>>>>>

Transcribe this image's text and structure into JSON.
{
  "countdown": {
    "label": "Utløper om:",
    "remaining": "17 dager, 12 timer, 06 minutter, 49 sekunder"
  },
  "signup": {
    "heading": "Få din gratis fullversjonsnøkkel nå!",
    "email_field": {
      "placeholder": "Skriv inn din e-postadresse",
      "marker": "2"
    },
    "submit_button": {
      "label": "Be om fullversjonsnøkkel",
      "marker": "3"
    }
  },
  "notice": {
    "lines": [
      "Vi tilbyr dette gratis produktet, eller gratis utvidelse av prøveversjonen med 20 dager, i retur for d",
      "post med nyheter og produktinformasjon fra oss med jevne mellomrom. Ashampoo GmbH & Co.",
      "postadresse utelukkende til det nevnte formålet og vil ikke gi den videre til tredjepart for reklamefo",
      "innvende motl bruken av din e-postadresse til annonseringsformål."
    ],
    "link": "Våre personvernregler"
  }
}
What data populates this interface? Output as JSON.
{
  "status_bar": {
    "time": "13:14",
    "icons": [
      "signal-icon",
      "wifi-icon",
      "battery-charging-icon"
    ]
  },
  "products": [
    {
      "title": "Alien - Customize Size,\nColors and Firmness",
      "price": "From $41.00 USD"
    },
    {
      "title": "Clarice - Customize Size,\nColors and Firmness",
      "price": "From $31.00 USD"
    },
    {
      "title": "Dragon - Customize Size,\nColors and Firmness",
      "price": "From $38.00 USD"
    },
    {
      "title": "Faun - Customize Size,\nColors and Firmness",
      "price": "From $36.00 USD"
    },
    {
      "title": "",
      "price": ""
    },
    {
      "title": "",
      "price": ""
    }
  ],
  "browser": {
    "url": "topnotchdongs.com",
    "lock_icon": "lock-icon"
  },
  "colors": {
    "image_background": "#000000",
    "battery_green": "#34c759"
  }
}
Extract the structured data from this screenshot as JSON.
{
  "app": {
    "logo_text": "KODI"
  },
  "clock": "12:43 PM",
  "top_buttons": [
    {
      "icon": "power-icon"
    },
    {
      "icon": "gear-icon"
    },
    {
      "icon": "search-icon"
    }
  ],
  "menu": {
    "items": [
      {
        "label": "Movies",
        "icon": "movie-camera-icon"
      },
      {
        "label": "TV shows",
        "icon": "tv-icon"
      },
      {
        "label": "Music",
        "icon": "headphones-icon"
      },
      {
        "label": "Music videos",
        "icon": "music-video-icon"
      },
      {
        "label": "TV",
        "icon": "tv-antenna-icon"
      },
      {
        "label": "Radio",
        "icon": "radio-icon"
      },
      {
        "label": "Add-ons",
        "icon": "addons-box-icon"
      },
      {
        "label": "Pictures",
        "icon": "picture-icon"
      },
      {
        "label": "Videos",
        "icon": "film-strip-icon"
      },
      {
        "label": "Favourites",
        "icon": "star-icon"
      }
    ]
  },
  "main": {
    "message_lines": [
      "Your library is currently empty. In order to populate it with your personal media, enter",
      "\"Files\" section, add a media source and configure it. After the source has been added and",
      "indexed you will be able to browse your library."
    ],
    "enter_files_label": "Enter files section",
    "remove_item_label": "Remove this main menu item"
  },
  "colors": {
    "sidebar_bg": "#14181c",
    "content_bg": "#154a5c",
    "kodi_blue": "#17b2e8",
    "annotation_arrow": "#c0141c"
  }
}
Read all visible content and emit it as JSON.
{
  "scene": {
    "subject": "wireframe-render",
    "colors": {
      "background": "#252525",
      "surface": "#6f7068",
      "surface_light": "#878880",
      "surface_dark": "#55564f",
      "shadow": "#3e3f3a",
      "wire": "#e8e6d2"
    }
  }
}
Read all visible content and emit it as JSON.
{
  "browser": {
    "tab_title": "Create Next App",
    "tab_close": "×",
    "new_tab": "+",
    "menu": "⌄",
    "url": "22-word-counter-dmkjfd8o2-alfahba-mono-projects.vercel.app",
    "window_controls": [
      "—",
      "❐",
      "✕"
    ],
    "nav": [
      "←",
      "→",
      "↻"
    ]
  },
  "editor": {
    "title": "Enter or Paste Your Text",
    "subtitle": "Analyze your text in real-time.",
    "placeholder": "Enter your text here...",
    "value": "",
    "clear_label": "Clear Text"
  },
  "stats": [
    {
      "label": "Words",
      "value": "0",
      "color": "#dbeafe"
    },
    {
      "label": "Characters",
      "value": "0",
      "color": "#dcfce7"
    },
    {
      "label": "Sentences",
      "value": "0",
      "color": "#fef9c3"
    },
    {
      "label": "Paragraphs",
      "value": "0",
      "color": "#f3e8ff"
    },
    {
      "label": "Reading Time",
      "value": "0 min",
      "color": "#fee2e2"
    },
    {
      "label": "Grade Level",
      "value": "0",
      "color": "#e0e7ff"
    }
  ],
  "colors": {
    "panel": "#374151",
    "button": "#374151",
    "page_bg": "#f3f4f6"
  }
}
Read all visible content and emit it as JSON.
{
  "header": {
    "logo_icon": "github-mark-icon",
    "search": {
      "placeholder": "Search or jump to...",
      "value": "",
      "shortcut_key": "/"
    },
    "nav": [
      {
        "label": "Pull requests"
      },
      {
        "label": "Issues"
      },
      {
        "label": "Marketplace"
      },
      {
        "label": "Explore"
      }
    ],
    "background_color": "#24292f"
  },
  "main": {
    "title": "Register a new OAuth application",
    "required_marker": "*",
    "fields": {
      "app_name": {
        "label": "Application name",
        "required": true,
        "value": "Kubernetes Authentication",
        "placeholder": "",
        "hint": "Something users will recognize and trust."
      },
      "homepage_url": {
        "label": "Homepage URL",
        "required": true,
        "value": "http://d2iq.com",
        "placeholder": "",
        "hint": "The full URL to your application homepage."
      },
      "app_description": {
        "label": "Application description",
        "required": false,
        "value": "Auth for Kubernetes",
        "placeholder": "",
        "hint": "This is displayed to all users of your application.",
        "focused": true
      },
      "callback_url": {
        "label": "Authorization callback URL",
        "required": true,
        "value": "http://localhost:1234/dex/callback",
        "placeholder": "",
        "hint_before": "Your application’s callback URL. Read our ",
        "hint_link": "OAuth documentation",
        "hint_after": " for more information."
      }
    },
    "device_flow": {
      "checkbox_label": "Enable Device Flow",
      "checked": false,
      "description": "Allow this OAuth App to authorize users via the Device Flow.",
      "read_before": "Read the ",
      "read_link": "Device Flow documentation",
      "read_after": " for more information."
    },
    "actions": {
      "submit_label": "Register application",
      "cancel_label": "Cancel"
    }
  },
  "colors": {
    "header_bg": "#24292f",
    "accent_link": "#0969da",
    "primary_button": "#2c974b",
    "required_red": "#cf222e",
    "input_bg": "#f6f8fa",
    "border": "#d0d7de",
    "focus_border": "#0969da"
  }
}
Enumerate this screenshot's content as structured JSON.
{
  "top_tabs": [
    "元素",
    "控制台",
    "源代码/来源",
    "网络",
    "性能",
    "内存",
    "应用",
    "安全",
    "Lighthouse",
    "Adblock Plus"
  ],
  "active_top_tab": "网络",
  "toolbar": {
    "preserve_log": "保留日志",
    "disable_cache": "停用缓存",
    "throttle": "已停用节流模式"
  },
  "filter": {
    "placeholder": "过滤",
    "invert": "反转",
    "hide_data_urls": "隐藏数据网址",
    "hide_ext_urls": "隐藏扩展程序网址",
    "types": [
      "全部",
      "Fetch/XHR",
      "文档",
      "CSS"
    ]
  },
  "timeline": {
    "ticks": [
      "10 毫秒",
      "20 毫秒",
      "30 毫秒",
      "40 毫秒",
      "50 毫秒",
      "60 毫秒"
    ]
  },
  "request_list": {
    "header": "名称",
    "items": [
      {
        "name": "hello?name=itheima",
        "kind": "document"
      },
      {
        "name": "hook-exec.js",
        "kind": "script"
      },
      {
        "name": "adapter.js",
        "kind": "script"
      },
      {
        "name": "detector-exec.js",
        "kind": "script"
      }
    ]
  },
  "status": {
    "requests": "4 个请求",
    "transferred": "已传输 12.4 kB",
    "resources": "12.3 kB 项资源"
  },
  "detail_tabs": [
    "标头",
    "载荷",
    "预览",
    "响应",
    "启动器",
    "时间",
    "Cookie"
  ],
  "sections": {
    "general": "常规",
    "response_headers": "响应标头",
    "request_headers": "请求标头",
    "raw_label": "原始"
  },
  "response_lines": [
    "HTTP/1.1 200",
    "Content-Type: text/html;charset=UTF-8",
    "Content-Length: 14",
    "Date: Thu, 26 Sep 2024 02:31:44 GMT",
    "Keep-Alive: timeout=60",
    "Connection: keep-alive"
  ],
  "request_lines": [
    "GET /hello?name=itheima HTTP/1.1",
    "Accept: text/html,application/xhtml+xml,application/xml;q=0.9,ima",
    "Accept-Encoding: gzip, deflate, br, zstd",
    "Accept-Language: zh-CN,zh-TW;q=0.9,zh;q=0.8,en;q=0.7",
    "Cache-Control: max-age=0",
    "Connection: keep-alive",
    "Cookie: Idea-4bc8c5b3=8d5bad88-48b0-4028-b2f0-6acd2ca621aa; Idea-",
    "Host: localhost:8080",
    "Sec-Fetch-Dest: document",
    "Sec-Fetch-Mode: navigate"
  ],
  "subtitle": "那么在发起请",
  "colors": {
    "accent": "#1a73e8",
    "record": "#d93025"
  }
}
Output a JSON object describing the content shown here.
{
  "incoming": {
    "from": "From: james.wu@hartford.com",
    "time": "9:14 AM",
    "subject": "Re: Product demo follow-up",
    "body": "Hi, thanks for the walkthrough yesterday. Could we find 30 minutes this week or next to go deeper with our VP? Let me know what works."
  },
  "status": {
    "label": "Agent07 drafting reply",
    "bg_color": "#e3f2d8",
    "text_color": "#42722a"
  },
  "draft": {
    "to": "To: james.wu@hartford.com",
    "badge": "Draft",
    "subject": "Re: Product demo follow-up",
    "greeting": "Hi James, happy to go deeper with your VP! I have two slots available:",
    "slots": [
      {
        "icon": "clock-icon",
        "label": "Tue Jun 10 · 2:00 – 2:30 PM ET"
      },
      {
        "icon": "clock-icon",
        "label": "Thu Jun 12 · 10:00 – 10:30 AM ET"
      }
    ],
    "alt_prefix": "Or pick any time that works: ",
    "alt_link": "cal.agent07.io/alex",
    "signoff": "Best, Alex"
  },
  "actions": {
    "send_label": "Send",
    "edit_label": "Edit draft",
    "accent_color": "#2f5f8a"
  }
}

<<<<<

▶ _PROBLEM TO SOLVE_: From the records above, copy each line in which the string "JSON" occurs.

▶ _OUTPUT BELOW_:
Transcribe this image's text and structure into JSON.
What data populates this interface? Output as JSON.
Extract the structured data from this screenshot as JSON.
Read all visible content and emit it as JSON.
Read all visible content and emit it as JSON.
Read all visible content and emit it as JSON.
Enumerate this screenshot's content as structured JSON.
Output a JSON object describing the content shown here.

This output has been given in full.